"I recall being laughed at or mocked when I first started out, but I kept at it because I wanted to reach out to readers and help them," he said. He urged budding poets eager to conquer the social media space to have a clear idea of whom they are writing for.

He started with Instagram, before moving on to posting on Facebook and Tumblr.

"It's important to remember that different social media platforms have different audiences who hail from different places," he said.

TIGHTER CONTROLS IN CHINA

Looking for your celebrity gossip fix? You probably will not be able to find it in China.

The Beijing authorities have ordered Internet companies to close down 60 popular celebrity gossip social media accounts.

The Beijing Cyberspace Administration said websites must "adopt effective measures to keep in check the problems of the embellishment of private sex scandals of celebrities, the hyping of ostentatious celebrity spending and catering to the poor taste of the public".

Instead, Internet companies like Tencent and Baidu must actively "propagate core socialist values".

This is the latest salvo in a series of crackdowns on independent media.

Last month, the government introduced a new set of rules for online platforms that severely restricts what they can publish.

For instance, every editorial staff member on such platforms must first attain approval by the national or local government Internet office.

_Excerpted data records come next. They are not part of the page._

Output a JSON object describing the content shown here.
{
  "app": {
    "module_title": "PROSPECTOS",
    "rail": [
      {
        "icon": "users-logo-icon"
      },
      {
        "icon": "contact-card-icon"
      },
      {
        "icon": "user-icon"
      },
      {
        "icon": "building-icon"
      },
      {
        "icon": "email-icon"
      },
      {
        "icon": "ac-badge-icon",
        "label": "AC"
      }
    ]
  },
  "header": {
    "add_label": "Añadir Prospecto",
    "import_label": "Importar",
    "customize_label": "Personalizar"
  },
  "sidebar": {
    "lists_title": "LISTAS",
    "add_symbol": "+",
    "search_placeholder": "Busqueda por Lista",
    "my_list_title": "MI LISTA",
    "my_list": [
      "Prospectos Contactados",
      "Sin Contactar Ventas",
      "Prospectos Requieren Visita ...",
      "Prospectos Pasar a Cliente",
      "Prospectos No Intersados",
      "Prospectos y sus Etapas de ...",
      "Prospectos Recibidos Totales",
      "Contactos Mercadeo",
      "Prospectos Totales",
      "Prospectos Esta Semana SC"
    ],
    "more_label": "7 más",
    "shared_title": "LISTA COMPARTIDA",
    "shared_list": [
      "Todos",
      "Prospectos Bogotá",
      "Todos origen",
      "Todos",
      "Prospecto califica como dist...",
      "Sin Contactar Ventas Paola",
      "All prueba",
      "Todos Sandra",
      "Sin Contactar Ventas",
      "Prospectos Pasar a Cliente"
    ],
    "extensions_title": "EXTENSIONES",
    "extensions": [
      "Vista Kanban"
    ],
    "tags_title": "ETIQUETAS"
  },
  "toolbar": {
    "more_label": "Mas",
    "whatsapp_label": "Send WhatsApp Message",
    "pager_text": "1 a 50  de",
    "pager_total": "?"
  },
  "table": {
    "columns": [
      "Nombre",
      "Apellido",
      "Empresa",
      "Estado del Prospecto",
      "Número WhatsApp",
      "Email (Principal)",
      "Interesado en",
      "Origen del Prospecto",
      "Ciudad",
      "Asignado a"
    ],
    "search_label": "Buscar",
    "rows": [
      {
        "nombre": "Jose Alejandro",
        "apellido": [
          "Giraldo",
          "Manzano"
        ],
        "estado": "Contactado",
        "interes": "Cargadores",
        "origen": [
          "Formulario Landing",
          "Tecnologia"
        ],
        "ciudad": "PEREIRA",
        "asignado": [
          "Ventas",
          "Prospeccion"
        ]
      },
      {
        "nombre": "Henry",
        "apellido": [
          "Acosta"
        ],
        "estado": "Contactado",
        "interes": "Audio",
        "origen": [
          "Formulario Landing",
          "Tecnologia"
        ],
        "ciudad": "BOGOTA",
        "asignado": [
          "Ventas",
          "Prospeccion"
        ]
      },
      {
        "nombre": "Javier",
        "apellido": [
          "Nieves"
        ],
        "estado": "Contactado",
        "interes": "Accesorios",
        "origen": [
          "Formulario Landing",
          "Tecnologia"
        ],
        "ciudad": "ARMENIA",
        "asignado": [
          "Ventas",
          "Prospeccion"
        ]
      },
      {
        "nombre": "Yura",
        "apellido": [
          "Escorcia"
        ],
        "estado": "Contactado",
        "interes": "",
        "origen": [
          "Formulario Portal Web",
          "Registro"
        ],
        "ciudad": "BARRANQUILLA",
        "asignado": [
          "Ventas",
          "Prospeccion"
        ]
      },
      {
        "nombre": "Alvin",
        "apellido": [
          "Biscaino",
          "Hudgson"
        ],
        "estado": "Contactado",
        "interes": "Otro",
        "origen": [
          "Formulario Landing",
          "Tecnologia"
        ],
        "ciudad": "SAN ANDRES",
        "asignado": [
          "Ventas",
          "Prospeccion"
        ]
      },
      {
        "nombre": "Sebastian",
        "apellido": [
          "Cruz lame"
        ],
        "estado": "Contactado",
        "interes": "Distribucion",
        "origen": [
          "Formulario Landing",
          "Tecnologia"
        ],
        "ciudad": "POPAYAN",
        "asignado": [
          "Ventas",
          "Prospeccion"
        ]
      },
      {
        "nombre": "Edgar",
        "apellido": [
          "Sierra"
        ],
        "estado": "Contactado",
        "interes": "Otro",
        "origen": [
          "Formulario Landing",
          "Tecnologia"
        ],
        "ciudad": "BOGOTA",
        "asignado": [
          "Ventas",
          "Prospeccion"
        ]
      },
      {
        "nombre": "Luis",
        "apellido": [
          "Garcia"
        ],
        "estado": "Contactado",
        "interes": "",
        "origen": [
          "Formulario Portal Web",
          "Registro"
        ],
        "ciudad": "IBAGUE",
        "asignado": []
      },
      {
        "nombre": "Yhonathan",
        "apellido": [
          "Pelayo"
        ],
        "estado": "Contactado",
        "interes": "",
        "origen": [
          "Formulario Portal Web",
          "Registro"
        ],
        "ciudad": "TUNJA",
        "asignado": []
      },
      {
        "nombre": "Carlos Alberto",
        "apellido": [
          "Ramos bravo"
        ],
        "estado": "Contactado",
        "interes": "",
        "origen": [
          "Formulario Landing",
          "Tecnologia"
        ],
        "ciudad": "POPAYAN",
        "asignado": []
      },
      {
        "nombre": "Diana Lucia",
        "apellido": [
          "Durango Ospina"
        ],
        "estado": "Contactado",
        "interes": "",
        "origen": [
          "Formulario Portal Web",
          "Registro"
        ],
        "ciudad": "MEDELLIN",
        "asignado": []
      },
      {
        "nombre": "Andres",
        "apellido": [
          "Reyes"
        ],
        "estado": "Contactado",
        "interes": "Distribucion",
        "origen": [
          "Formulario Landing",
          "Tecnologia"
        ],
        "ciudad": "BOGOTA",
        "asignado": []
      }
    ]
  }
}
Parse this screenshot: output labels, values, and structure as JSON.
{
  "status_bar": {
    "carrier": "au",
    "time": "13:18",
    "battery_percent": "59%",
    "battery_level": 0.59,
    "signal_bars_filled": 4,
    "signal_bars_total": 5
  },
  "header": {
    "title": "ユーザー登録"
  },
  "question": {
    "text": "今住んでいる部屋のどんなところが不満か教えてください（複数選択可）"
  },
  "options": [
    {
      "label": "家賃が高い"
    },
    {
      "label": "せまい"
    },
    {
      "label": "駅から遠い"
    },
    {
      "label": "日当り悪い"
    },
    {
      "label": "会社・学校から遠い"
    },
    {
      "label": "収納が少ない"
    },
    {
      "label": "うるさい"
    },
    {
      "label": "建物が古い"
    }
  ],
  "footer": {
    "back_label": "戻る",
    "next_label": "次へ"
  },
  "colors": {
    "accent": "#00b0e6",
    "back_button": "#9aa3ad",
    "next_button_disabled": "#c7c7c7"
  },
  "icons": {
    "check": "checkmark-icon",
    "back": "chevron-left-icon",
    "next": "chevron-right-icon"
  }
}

A version of this article appeared in the print edition of The Sunday Times on June 11, 2017, with the headline 'No place at Harvard for group sharing mean-spirited memes'. Print Edition | Subscribe